Brilliant TED talk from Barry Schwartz. It’s only 20 minutes and so worth watching. Great implications for education. What stood out for me?

  • A wise person knows when to make an exception to every rule
  • A wise person knows when to improvise
  • You don’t need to be brilliant to be wise. Without wisdom, brilliance isn’t enough.
  • Rules and procedures may be dumb … but they spare you from thinking
  • As we turn increasingly to rules and incentives, moral skill and will is chipped away and deprives us the opportunity to improvise and be creative
  • Lockstep curricula is an example of the overabundance of rules
  • Excessive reliance on incentives demoralizes professional activity
  • We must celebrate moral exemplars
  • “As teachers we should strive to be the ordinary heroes, the moral exemplars, to the people we mentor”

Recent Links 02/19/2009

  • Zoom in and browse the pictures with your mouse or key controls to experience the masterpieces in ultra high resolution.

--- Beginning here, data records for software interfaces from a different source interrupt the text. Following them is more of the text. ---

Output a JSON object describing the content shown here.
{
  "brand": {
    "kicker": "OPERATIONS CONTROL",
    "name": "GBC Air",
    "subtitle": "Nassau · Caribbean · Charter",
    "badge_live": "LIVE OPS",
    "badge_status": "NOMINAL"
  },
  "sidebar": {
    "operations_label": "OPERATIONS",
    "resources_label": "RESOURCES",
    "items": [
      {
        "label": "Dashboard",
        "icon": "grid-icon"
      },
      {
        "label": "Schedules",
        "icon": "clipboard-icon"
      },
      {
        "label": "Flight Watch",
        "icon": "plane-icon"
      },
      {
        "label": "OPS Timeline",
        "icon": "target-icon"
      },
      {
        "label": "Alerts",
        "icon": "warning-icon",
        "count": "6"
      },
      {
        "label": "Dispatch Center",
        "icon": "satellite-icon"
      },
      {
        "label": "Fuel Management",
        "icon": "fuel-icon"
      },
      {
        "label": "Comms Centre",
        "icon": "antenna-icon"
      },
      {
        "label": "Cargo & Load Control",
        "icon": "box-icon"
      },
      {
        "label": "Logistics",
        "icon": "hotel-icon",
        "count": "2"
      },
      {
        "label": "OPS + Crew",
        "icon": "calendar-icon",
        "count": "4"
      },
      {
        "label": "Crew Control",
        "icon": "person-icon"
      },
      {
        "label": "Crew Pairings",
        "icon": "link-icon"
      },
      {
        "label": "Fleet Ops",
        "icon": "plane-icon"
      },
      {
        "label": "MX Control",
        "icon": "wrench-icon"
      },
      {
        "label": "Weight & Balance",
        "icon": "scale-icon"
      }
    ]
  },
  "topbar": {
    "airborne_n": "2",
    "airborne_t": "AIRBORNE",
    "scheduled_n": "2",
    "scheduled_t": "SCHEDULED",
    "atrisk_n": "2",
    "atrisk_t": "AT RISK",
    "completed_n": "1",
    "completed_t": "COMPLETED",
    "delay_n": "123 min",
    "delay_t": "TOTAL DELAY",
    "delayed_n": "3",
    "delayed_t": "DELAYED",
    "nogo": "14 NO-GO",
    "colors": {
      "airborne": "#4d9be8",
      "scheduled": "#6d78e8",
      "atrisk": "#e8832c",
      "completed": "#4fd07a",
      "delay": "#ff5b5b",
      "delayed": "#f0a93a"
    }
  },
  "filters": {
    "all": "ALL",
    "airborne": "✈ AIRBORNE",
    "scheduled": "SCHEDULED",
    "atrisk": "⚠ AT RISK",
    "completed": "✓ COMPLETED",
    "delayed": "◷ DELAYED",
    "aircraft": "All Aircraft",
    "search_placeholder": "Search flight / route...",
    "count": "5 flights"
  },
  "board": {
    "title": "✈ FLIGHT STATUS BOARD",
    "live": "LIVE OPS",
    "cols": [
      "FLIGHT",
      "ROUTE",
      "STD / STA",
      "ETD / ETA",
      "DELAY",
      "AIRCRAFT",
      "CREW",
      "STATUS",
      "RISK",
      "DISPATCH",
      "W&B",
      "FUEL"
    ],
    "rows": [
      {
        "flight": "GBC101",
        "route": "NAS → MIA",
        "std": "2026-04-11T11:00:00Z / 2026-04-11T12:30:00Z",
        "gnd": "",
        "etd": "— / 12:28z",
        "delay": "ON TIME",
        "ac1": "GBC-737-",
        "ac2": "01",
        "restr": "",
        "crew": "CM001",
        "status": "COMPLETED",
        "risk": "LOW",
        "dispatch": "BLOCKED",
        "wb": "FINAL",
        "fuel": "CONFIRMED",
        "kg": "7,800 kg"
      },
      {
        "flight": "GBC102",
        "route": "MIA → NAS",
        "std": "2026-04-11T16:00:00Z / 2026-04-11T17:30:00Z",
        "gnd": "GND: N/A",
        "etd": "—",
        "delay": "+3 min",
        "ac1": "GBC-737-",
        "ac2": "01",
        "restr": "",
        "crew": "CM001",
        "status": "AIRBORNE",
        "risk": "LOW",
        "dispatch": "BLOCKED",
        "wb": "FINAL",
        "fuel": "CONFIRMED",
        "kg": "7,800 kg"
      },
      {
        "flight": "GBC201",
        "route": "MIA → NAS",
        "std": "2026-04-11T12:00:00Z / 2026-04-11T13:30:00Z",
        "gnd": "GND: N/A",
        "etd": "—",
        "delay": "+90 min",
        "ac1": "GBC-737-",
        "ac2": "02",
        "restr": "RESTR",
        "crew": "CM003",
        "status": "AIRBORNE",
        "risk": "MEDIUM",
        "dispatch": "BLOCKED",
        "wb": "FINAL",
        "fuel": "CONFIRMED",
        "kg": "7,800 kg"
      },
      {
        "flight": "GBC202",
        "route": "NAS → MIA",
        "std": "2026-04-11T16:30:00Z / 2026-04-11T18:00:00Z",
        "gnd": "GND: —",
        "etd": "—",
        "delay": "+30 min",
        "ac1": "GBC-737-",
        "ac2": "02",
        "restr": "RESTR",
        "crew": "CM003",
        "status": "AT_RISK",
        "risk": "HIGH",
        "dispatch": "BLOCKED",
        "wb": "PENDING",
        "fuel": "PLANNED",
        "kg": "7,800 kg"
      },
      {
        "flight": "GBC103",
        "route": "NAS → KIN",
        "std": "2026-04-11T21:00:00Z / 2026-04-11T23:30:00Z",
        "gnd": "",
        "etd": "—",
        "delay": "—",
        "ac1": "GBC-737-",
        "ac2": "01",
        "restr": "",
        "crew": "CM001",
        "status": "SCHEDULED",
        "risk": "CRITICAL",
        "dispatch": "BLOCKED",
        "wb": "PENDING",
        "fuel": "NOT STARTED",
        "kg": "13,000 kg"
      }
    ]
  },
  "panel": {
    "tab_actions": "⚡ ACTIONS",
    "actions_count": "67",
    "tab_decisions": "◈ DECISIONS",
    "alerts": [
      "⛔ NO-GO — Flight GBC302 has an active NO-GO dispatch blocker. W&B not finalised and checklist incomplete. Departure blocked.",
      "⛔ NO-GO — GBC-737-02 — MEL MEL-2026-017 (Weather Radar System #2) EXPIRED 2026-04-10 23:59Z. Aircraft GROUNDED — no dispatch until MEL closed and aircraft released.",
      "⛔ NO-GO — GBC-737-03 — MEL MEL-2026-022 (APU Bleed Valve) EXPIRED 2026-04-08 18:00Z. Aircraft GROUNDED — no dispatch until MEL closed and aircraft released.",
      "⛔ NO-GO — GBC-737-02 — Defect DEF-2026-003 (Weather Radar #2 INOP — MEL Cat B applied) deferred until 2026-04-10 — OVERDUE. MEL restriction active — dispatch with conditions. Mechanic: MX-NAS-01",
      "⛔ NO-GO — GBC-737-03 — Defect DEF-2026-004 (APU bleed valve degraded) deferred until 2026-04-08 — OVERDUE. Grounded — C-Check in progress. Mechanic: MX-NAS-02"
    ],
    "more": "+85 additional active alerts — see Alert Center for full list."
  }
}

    tags: maps, prado, spain, museum, art, humanities

  • This I Believe is an international project engaging people in writing, sharing, and discussing the core values that guide their daily lives. These short statements of belief, written by people from all walks of life, are archived here and featured on public radio in the United States, as well as in regular broadcasts on NPR. The project is based on the popular 1950s radio series of the same name hosted by Edward R. Murrow.

    tags: writing, essay, english, language arts, online, publishing

Posted from Diigo. The rest of my favorite links are here.